Now I don’t suppose that there are any of us who would want the good times to pass, but we all know that they do. Perhaps that is why we all long for the good old days, all the while knowing that we can never really go back there. Perhaps that is why President Trump is having so much difficulty with his agenda. Who knows? But the reality is that God is continually bringing us new things, and that should make us glad.
Many years ago, a boy was born in Russia who thought of himself to be so ugly, he was certain there would be no happiness in his life. He bemoaned the fact that he had a wide nose, thick lips, small gray eyes, and big hands and feet. He was so distraught with his ugliness, he asked God to work a miracle and turn him into a handsome man. He vowed that if God would do this, he would give God all of his possessions.
The boy was Count Tolstoy, one of the world’s foremost authors of the 20th century, perhaps best known for his epic War and Peace. In one of his books, Tolstoy admits that through the years he discovered that the beauty of physical appearance he had once sought was not the only beauty in life. Indeed it was not the best beauty. Instead Tolstoy came to regard the beauty of a strong character as having greater good in God’s sight. (God’s Little Devotional Book for Men. Honor Books, Tulsa, OK). There is an insight worth dancing about.

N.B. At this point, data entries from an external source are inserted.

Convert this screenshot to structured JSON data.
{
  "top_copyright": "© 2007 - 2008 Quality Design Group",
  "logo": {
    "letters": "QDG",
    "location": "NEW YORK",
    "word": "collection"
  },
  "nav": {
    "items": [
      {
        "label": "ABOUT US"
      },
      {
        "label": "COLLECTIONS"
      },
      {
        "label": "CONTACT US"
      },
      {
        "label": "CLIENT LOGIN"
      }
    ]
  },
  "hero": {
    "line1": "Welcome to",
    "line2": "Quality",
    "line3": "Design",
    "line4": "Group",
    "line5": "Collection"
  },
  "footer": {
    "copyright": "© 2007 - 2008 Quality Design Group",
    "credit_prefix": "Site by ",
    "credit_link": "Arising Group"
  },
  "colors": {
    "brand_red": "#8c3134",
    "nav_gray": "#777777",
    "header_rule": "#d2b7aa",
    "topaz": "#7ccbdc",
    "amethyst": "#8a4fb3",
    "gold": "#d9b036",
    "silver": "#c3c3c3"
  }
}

There is something about dancing that David found as a great metaphor for faith. When one dances they have to let go of something and surrender themselves to something else depending on the dance. The Shakers found dancing to be a form of Divine revelation. It was through the near uncontrolled movement of the body that divine messages were brought forth and they could let go of the cares of the world. The classical ballet dancer needs to shade the same thing to concentrate on the movements and have the muscles of the body follow the demands of the mind. The ballroom dancer has to submit to the rhythm of the music and then his/her partner needs to surrender some control and follow the lead. However when I look at some of the dancing going on, I’m not sure what they are doing. But I am convinced they are letting go of something. That’s how God turns our mourning into joy.
Back in the late 1970’s Alan Coran, the chief editor of Punch magazine, an English humor publication, was down in the pits. He thought that the time was coming when he would have to manage the closing of this publication which was the founder of political cartoons as we know them today, since 1841. Coran was greatly depressed about the possibility that lay before him, so he decided that he needed to get away – really away – before he made that decision so that he would have the proper time to think and evaluate this decision.
As an avid outdoorsman he decided that he would get as far away as possible and decided to go camping in the Andes Mountains in Ecuador. Because of the difficulties of the mountains he had to hire a guide to take him up the mountains to the place where he wanted to camp.
After a strenuous day of hiking they pitched their tent on the side of the mountain and retired for the night.
After what felt like a short sleep, Alan Cora was awakened by the horrific shaking of the tent and wind that sounded like the approach of a train. He stuck his head out of the tent and gazed up at his guide, who was standing there sipping a cup of coffee.
“What is the world is going on?” he cried out. “It seems as if our campsite is about to be blown away!”
“No, not at all” exclaimed the guide with a gentle smile on his face, and his right hand pointing to the sun just barely cracking through the clouds. “It’s just morning in the Andes.”
When Coran returned home he could not bring himself to close the magazine, and kept publishing it for a little more than 30 years.
Coran had not witnessed a great dance, but it had witnessed one never the less. His guide had found great joy at the promise of tomorrow and that was enough to enjoy. Maybe the shakers were right. The psalmist certainly was for The Lord has turned my mourning into dancing; He has taken off my sackcloth and clothed me with joy, so that my soul may praise Him and not be silent. O Lord my God, I will give thanks to you forever.” Amen